Mr. Stacy Case, stopped to give us instructions and to visit for a while about his life in the oil field.

A "turtle head," perhaps one hundred years old, was employed to repair rods.

Mr. Stacy directed us to walk to the left of the abandoned power house. 
The road to the marker is the second right after the power house.

The delineation of the Mobile Flying Filly on the front wall of the power house.

A rolled up belt among the mesquite that surrounds the power house.

     The holes through which the belts moved in and out of the power house. Powerhouses protected the engines that ran the pumping units in the surrounding field. Later at home, MyMrMallory found a post about an old powerhouse at the USDA site. Specifically, that it had a "rhythmic thumping" and a "clinking of rod lines," and "screeching of belts [ . . .] now just echoes in the wind, ringing off the scrap metal walls."  Reading the description of what it might have sounded placed us in that time when roughnecks kept in functioning order the engine in the powerhouse.

Mr. Stacy's blue rag helped us to find the location of the memorial.

A map he drew for us is of great help, too.

    In 1915 and again in 1919, the area received records amounts of rain, as we did this year. 
Just image the pumpers slogging through the mud back then, too, perhaps in a Wichita truck. Visit the  Texas Transportation Museum's Web site to view images of trucks from that era.

Let Lovely Turn of Phrase Begin

Give Me a Kiss to Build a Dream On

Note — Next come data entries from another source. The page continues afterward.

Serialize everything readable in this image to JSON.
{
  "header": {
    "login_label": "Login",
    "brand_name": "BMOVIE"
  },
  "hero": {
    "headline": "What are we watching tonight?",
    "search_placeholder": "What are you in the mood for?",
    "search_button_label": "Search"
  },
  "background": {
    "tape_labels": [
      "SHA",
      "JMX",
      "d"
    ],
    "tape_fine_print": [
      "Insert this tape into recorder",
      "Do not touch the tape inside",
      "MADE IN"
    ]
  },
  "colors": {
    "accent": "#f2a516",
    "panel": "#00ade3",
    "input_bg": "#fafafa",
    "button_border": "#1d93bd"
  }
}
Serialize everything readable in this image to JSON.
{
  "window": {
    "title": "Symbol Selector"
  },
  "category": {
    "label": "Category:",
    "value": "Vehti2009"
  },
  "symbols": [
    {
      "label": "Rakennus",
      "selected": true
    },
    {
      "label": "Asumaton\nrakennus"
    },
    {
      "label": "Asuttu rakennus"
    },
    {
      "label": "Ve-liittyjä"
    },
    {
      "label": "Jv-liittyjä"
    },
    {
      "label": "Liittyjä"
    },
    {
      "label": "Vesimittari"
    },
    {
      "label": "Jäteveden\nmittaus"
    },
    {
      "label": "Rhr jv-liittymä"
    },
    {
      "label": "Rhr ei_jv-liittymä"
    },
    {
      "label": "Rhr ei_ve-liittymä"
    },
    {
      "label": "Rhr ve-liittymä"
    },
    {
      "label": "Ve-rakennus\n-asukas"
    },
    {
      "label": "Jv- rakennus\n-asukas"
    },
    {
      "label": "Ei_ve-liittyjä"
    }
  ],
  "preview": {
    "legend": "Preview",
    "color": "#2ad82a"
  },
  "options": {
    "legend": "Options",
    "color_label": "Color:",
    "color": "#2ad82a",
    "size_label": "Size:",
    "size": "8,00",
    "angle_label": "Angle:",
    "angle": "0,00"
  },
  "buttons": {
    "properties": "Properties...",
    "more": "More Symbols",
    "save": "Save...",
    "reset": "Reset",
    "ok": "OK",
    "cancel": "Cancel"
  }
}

Listen, will you? I think that . . . literature, poetry, music and love make the world go round . . . while mathematics explains things; I fill my life with them, then go walking in snowy woods.
Let us go then, you and I
like two etherized patients floating
through life, together feeling prufrockian.
DDB Jr. makes my world go 'round; during his absence, Pachelbel fills it up.
One summer I sailed across the Atlantic Ocean, then through the Gulf of Finland to reach Saint Petersburg; I pursued Joseph Brodsky in its alley ways. I dream of making that two summers.
I read “Biking to Electra;” found my way in a Jaguar car, and glanced at the flashing steel grasshoppers at sunset. I’ll follow K.O.P.’s footsteps after he followed N.Scott Momaday’s; find warmth and inspiration on a rainy mountain.
Throw chinese coins for the I Ching.
Save the whales, the spotted owl, the woman in toil.
Cast a fly for trout; my memories of fly fishing under the sunny blue Colorado sky remain; I yearn to build more . . . with more trophy Browns.
Listen for the swan’s calls on the Baltic Sea. Feel KKII's joy, his arms spread wide in Yazilikaya.
Good night, Jimmy Durante, where ever you are.